The Mayhew has been working in Afghanistan since 2001, and over the years Afghanistan Project Manager, Dr Mohammadzai DVM (pictured below), has provided extensive veterinary training for vets and vet students at Kabul University Veterinary Faculty, the Afghan Stray Animal League and also for Nowzad after first assistancing them back in 2006.

The Mayhew completed the first ever Dog Population Survey in Kabul, in February 2015, laying the groundwork for a large scale rabies vaccination project there.
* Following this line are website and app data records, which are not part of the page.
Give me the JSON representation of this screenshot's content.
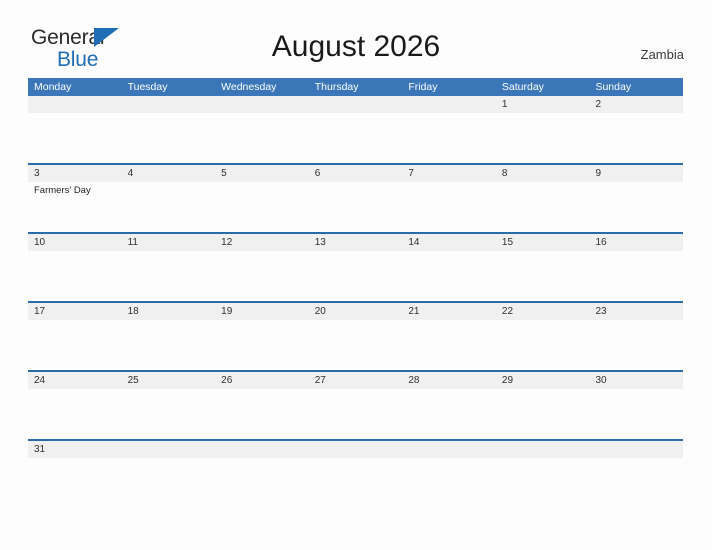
{
  "brand": {
    "name_part1": "General",
    "name_part2": "Blue",
    "color_primary": "#1f6eb5",
    "color_text": "#2b2b2b"
  },
  "header": {
    "title": "August 2026",
    "region": "Zambia"
  },
  "theme": {
    "header_blue": "#3a76b8",
    "divider_blue": "#2b6ca8",
    "daynum_band": "#f0f0f0",
    "page_background": "#fdfdfd"
  },
  "calendar": {
    "month": "August",
    "year": "2026",
    "weekday_headers": [
      "Monday",
      "Tuesday",
      "Wednesday",
      "Thursday",
      "Friday",
      "Saturday",
      "Sunday"
    ],
    "weeks": [
      {
        "days": [
          {
            "num": "",
            "events": []
          },
          {
            "num": "",
            "events": []
          },
          {
            "num": "",
            "events": []
          },
          {
            "num": "",
            "events": []
          },
          {
            "num": "",
            "events": []
          },
          {
            "num": "1",
            "events": []
          },
          {
            "num": "2",
            "events": []
          }
        ]
      },
      {
        "days": [
          {
            "num": "3",
            "events": [
              "Farmers' Day"
            ]
          },
          {
            "num": "4",
            "events": []
          },
          {
            "num": "5",
            "events": []
          },
          {
            "num": "6",
            "events": []
          },
          {
            "num": "7",
            "events": []
          },
          {
            "num": "8",
            "events": []
          },
          {
            "num": "9",
            "events": []
          }
        ]
      },
      {
        "days": [
          {
            "num": "10",
            "events": []
          },
          {
            "num": "11",
            "events": []
          },
          {
            "num": "12",
            "events": []
          },
          {
            "num": "13",
            "events": []
          },
          {
            "num": "14",
            "events": []
          },
          {
            "num": "15",
            "events": []
          },
          {
            "num": "16",
            "events": []
          }
        ]
      },
      {
        "days": [
          {
            "num": "17",
            "events": []
          },
          {
            "num": "18",
            "events": []
          },
          {
            "num": "19",
            "events": []
          },
          {
            "num": "20",
            "events": []
          },
          {
            "num": "21",
            "events": []
          },
          {
            "num": "22",
            "events": []
          },
          {
            "num": "23",
            "events": []
          }
        ]
      },
      {
        "days": [
          {
            "num": "24",
            "events": []
          },
          {
            "num": "25",
            "events": []
          },
          {
            "num": "26",
            "events": []
          },
          {
            "num": "27",
            "events": []
          },
          {
            "num": "28",
            "events": []
          },
          {
            "num": "29",
            "events": []
          },
          {
            "num": "30",
            "events": []
          }
        ]
      },
      {
        "days": [
          {
            "num": "31",
            "events": []
          },
          {
            "num": "",
            "events": []
          },
          {
            "num": "",
            "events": []
          },
          {
            "num": "",
            "events": []
          },
          {
            "num": "",
            "events": []
          },
          {
            "num": "",
            "events": []
          },
          {
            "num": "",
            "events": []
          }
        ]
      }
    ]
  }
}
Dr Mohammadzai DVM presented the scientifically analysed survey results and findings to the Ministry of Agriculture and representatives of the World Health Organisation (WHO), the Food and Agricultural Organisation (FAO), Rabies in Asia Foundation amongst others, who have formed a Rabies Action Committee which includes The Mayhew.

The resulting plans and recommendations gave a clear primary objective to eliminate rabies in the city and make Kabul safer for both people and animals.

Creating a brighter future through new legislation

On January 22nd of this year, The Mayhew, which also registered as a Non-Governmental Organisation (NGO) in Afghanistan last year, signed a landmark agreement with Kabul City authorities to halt dog culling in the city and introduce an animal welfare strategy incorporating a sustainable and planned rabies vaccination programme combined with a humane dog population control programme.

The agreement means that Kabul Municipality will halt the current practice of poisoning free-roaming dogs in Kabul City and The Mayhew can lead the way for rabies vaccination and prevention, animal welfare initiatives and education in Kabul and Afghanistan.

The Mayhew will work alongside Kabul Municipality and other Afghanistan Government sectors and NGOs to deploy a rabies vaccination and Trap Neuter Return (TNR) programme in Kabul City to neuter street dogs.

The Mayhew receives no government funding and relies on the generous donations from supporters to continue helping, training and funding vaccination programmes and animal birth control projects for thousands of animals around the globe.

About the Author

The Mayhew Animal Home is one of the most effective animal welfare organisations in London, helping thousands of dogs and cats to escape a life of abandonment, cruelty and neglect each year. We recognise that education is key, not only to achieve a reduction in the number of unwanted dogs and cats, but also to ensure that all animals receive appropriate care.

The Mayhew has a growing international presence to further promote The Mayhew’s message of empathetic companion animal welfare through a network of community-based animal care initiatives.

For more information please visit www.themayhew.org

Comments

comments

Click to comment

Leave a Reply

Your email address will not be published. Required fields are marked *

To Top